[[ Given data, beginning ]]

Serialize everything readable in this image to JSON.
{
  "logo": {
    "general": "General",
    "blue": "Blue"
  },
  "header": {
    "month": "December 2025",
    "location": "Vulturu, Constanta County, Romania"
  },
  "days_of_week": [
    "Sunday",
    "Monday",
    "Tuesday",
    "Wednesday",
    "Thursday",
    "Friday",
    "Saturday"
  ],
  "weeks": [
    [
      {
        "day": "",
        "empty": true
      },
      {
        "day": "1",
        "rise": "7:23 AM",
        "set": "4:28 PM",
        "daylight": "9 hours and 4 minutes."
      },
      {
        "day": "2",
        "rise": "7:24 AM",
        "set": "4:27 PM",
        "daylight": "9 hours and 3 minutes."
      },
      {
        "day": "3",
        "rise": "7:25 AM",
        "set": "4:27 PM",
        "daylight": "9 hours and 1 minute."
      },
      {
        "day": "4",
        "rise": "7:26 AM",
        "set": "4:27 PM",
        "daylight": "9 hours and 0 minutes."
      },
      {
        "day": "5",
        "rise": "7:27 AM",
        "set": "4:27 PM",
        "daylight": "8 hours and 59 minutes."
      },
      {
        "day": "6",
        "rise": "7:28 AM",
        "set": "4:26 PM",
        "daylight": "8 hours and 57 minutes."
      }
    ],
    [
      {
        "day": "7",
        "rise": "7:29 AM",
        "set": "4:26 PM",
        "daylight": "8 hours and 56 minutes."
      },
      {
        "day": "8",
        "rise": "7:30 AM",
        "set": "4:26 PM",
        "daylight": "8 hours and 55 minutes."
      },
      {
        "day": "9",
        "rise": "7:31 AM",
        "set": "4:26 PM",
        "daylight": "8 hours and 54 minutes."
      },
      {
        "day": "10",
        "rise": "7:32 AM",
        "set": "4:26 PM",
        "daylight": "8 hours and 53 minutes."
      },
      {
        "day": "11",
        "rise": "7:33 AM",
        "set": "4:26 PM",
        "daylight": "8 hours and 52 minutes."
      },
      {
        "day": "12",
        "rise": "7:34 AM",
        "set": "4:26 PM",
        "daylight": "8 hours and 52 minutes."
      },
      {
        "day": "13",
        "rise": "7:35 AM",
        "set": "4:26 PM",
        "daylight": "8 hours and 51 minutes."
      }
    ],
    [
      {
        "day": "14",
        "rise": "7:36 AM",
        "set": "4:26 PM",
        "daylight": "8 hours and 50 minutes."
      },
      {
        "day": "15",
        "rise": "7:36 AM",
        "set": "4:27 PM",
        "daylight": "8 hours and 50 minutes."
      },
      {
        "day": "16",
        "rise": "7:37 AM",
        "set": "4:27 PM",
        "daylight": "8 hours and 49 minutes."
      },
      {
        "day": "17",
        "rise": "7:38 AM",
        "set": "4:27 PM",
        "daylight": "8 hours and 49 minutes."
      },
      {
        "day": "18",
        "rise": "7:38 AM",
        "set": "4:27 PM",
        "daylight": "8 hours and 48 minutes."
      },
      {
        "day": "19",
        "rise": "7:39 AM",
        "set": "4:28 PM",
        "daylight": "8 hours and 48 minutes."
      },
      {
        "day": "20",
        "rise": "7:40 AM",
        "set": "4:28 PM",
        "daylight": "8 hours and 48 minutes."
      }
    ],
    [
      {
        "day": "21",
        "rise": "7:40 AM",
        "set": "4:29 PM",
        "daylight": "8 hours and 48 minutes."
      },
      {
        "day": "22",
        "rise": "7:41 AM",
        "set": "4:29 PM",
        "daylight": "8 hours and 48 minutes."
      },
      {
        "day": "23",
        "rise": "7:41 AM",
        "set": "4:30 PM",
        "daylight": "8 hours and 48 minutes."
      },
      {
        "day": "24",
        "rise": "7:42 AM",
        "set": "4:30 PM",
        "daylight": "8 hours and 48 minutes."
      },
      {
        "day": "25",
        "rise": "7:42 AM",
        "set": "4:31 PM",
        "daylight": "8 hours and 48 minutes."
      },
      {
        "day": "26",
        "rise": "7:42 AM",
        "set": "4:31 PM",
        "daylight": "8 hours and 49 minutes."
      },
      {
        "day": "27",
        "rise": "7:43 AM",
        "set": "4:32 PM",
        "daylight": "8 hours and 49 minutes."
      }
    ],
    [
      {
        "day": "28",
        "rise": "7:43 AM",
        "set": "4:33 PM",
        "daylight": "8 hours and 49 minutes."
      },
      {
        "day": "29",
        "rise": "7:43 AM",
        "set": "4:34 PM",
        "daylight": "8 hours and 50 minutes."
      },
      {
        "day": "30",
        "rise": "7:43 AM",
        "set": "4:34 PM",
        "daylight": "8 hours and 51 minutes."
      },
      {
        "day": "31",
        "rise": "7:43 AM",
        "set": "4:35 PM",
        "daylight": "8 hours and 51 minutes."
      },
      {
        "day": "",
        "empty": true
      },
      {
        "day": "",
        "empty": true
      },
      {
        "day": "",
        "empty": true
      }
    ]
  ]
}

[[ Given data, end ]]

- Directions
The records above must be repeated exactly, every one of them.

- Solution for this task
Serialize everything readable in this image to JSON.
{
  "logo": {
    "general": "General",
    "blue": "Blue"
  },
  "header": {
    "month": "December 2025",
    "location": "Vulturu, Constanta County, Romania"
  },
  "days_of_week": [
    "Sunday",
    "Monday",
    "Tuesday",
    "Wednesday",
    "Thursday",
    "Friday",
    "Saturday"
  ],
  "weeks": [
    [
      {
        "day": "",
        "empty": true
      },
      {
        "day": "1",
        "rise": "7:23 AM",
        "set": "4:28 PM",
        "daylight": "9 hours and 4 minutes."
      },
      {
        "day": "2",
        "rise": "7:24 AM",
        "set": "4:27 PM",
        "daylight": "9 hours and 3 minutes."
      },
      {
        "day": "3",
        "rise": "7:25 AM",
        "set": "4:27 PM",
        "daylight": "9 hours and 1 minute."
      },
      {
        "day": "4",
        "rise": "7:26 AM",
        "set": "4:27 PM",
        "daylight": "9 hours and 0 minutes."
      },
      {
        "day": "5",
        "rise": "7:27 AM",
        "set": "4:27 PM",
        "daylight": "8 hours and 59 minutes."
      },
      {
        "day": "6",
        "rise": "7:28 AM",
        "set": "4:26 PM",
        "daylight": "8 hours and 57 minutes."
      }
    ],
    [
      {
        "day": "7",
        "rise": "7:29 AM",
        "set": "4:26 PM",
        "daylight": "8 hours and 56 minutes."
      },
      {
        "day": "8",
        "rise": "7:30 AM",
        "set": "4:26 PM",
        "daylight": "8 hours and 55 minutes."
      },
      {
        "day": "9",
        "rise": "7:31 AM",
        "set": "4:26 PM",
        "daylight": "8 hours and 54 minutes."
      },
      {
        "day": "10",
        "rise": "7:32 AM",
        "set": "4:26 PM",
        "daylight": "8 hours and 53 minutes."
      },
      {
        "day": "11",
        "rise": "7:33 AM",
        "set": "4:26 PM",
        "daylight": "8 hours and 52 minutes."
      },
      {
        "day": "12",
        "rise": "7:34 AM",
        "set": "4:26 PM",
        "daylight": "8 hours and 52 minutes."
      },
      {
        "day": "13",
        "rise": "7:35 AM",
        "set": "4:26 PM",
        "daylight": "8 hours and 51 minutes."
      }
    ],
    [
      {
        "day": "14",
        "rise": "7:36 AM",
        "set": "4:26 PM",
        "daylight": "8 hours and 50 minutes."
      },
      {
        "day": "15",
        "rise": "7:36 AM",
        "set": "4:27 PM",
        "daylight": "8 hours and 50 minutes."
      },
      {
        "day": "16",
        "rise": "7:37 AM",
        "set": "4:27 PM",
        "daylight": "8 hours and 49 minutes."
      },
      {
        "day": "17",
        "rise": "7:38 AM",
        "set": "4:27 PM",
        "daylight": "8 hours and 49 minutes."
      },
      {
        "day": "18",
        "rise": "7:38 AM",
        "set": "4:27 PM",
        "daylight": "8 hours and 48 minutes."
      },
      {
        "day": "19",
        "rise": "7:39 AM",
        "set": "4:28 PM",
        "daylight": "8 hours and 48 minutes."
      },
      {
        "day": "20",
        "rise": "7:40 AM",
        "set": "4:28 PM",
        "daylight": "8 hours and 48 minutes."
      }
    ],
    [
      {
        "day": "21",
        "rise": "7:40 AM",
        "set": "4:29 PM",
        "daylight": "8 hours and 48 minutes."
      },
      {
        "day": "22",
        "rise": "7:41 AM",
        "set": "4:29 PM",
        "daylight": "8 hours and 48 minutes."
      },
      {
        "day": "23",
        "rise": "7:41 AM",
        "set": "4:30 PM",
        "daylight": "8 hours and 48 minutes."
      },
      {
        "day": "24",
        "rise": "7:42 AM",
        "set": "4:30 PM",
        "daylight": "8 hours and 48 minutes."
      },
      {
        "day": "25",
        "rise": "7:42 AM",
        "set": "4:31 PM",
        "daylight": "8 hours and 48 minutes."
      },
      {
        "day": "26",
        "rise": "7:42 AM",
        "set": "4:31 PM",
        "daylight": "8 hours and 49 minutes."
      },
      {
        "day": "27",
        "rise": "7:43 AM",
        "set": "4:32 PM",
        "daylight": "8 hours and 49 minutes."
      }
    ],
    [
      {
        "day": "28",
        "rise": "7:43 AM",
        "set": "4:33 PM",
        "daylight": "8 hours and 49 minutes."
      },
      {
        "day": "29",
        "rise": "7:43 AM",
        "set": "4:34 PM",
        "daylight": "8 hours and 50 minutes."
      },
      {
        "day": "30",
        "rise": "7:43 AM",
        "set": "4:34 PM",
        "daylight": "8 hours and 51 minutes."
      },
      {
        "day": "31",
        "rise": "7:43 AM",
        "set": "4:35 PM",
        "daylight": "8 hours and 51 minutes."
      },
      {
        "day": "",
        "empty": true
      },
      {
        "day": "",
        "empty": true
      },
      {
        "day": "",
        "empty": true
      }
    ]
  ]
}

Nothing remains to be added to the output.